- _Exercise instructions_
Read the data and repeat all of it exactly.

※ ※ ※

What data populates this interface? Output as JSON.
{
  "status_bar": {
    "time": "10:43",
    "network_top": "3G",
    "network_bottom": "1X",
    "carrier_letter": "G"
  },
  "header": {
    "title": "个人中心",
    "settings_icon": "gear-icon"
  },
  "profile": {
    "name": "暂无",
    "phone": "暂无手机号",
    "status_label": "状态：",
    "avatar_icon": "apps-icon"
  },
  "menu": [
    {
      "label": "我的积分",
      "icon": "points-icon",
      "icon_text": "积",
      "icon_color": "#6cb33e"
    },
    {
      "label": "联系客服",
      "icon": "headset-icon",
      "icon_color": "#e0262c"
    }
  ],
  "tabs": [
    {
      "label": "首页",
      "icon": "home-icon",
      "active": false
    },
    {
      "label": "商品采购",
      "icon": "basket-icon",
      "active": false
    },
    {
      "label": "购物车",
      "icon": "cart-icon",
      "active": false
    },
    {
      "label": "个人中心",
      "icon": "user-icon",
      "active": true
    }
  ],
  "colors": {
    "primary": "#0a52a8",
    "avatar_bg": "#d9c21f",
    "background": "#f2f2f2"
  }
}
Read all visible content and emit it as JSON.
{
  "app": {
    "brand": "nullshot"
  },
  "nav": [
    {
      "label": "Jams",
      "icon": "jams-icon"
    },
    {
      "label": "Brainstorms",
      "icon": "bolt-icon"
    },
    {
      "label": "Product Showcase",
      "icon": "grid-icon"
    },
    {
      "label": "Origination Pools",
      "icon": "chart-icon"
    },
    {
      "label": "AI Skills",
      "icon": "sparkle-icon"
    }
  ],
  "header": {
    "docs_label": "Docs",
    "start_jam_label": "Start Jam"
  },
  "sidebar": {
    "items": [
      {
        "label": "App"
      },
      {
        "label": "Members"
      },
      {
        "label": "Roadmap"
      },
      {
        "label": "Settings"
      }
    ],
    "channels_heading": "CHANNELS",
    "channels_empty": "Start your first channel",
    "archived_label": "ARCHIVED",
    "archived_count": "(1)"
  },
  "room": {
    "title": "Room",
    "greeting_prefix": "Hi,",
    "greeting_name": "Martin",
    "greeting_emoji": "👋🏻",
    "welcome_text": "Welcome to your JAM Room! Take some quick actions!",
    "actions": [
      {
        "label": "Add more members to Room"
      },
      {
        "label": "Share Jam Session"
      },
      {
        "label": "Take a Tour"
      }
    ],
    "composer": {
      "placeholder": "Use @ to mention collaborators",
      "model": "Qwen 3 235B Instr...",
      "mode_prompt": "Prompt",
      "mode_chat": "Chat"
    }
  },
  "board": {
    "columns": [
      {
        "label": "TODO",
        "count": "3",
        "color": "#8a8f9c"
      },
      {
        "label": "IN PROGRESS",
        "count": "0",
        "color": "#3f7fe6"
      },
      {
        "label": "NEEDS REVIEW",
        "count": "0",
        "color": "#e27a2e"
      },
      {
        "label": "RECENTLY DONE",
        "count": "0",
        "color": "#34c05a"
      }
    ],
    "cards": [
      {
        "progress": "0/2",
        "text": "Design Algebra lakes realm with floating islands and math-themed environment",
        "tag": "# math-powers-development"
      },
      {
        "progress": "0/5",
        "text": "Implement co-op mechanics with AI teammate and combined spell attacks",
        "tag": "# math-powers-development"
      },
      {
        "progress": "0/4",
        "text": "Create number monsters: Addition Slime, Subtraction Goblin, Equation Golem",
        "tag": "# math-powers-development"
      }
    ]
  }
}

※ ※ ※

- _Task answer_
What data populates this interface? Output as JSON.
{
  "status_bar": {
    "time": "10:43",
    "network_top": "3G",
    "network_bottom": "1X",
    "carrier_letter": "G"
  },
  "header": {
    "title": "个人中心",
    "settings_icon": "gear-icon"
  },
  "profile": {
    "name": "暂无",
    "phone": "暂无手机号",
    "status_label": "状态：",
    "avatar_icon": "apps-icon"
  },
  "menu": [
    {
      "label": "我的积分",
      "icon": "points-icon",
      "icon_text": "积",
      "icon_color": "#6cb33e"
    },
    {
      "label": "联系客服",
      "icon": "headset-icon",
      "icon_color": "#e0262c"
    }
  ],
  "tabs": [
    {
      "label": "首页",
      "icon": "home-icon",
      "active": false
    },
    {
      "label": "商品采购",
      "icon": "basket-icon",
      "active": false
    },
    {
      "label": "购物车",
      "icon": "cart-icon",
      "active": false
    },
    {
      "label": "个人中心",
      "icon": "user-icon",
      "active": true
    }
  ],
  "colors": {
    "primary": "#0a52a8",
    "avatar_bg": "#d9c21f",
    "background": "#f2f2f2"
  }
}
Read all visible content and emit it as JSON.
{
  "app": {
    "brand": "nullshot"
  },
  "nav": [
    {
      "label": "Jams",
      "icon": "jams-icon"
    },
    {
      "label": "Brainstorms",
      "icon": "bolt-icon"
    },
    {
      "label": "Product Showcase",
      "icon": "grid-icon"
    },
    {
      "label": "Origination Pools",
      "icon": "chart-icon"
    },
    {
      "label": "AI Skills",
      "icon": "sparkle-icon"
    }
  ],
  "header": {
    "docs_label": "Docs",
    "start_jam_label": "Start Jam"
  },
  "sidebar": {
    "items": [
      {
        "label": "App"
      },
      {
        "label": "Members"
      },
      {
        "label": "Roadmap"
      },
      {
        "label": "Settings"
      }
    ],
    "channels_heading": "CHANNELS",
    "channels_empty": "Start your first channel",
    "archived_label": "ARCHIVED",
    "archived_count": "(1)"
  },
  "room": {
    "title": "Room",
    "greeting_prefix": "Hi,",
    "greeting_name": "Martin",
    "greeting_emoji": "👋🏻",
    "welcome_text": "Welcome to your JAM Room! Take some quick actions!",
    "actions": [
      {
        "label": "Add more members to Room"
      },
      {
        "label": "Share Jam Session"
      },
      {
        "label": "Take a Tour"
      }
    ],
    "composer": {
      "placeholder": "Use @ to mention collaborators",
      "model": "Qwen 3 235B Instr...",
      "mode_prompt": "Prompt",
      "mode_chat": "Chat"
    }
  },
  "board": {
    "columns": [
      {
        "label": "TODO",
        "count": "3",
        "color": "#8a8f9c"
      },
      {
        "label": "IN PROGRESS",
        "count": "0",
        "color": "#3f7fe6"
      },
      {
        "label": "NEEDS REVIEW",
        "count": "0",
        "color": "#e27a2e"
      },
      {
        "label": "RECENTLY DONE",
        "count": "0",
        "color": "#34c05a"
      }
    ],
    "cards": [
      {
        "progress": "0/2",
        "text": "Design Algebra lakes realm with floating islands and math-themed environment",
        "tag": "# math-powers-development"
      },
      {
        "progress": "0/5",
        "text": "Implement co-op mechanics with AI teammate and combined spell attacks",
        "tag": "# math-powers-development"
      },
      {
        "progress": "0/4",
        "text": "Create number monsters: Addition Slime, Subtraction Goblin, Equation Golem",
        "tag": "# math-powers-development"
      }
    ]
  }
}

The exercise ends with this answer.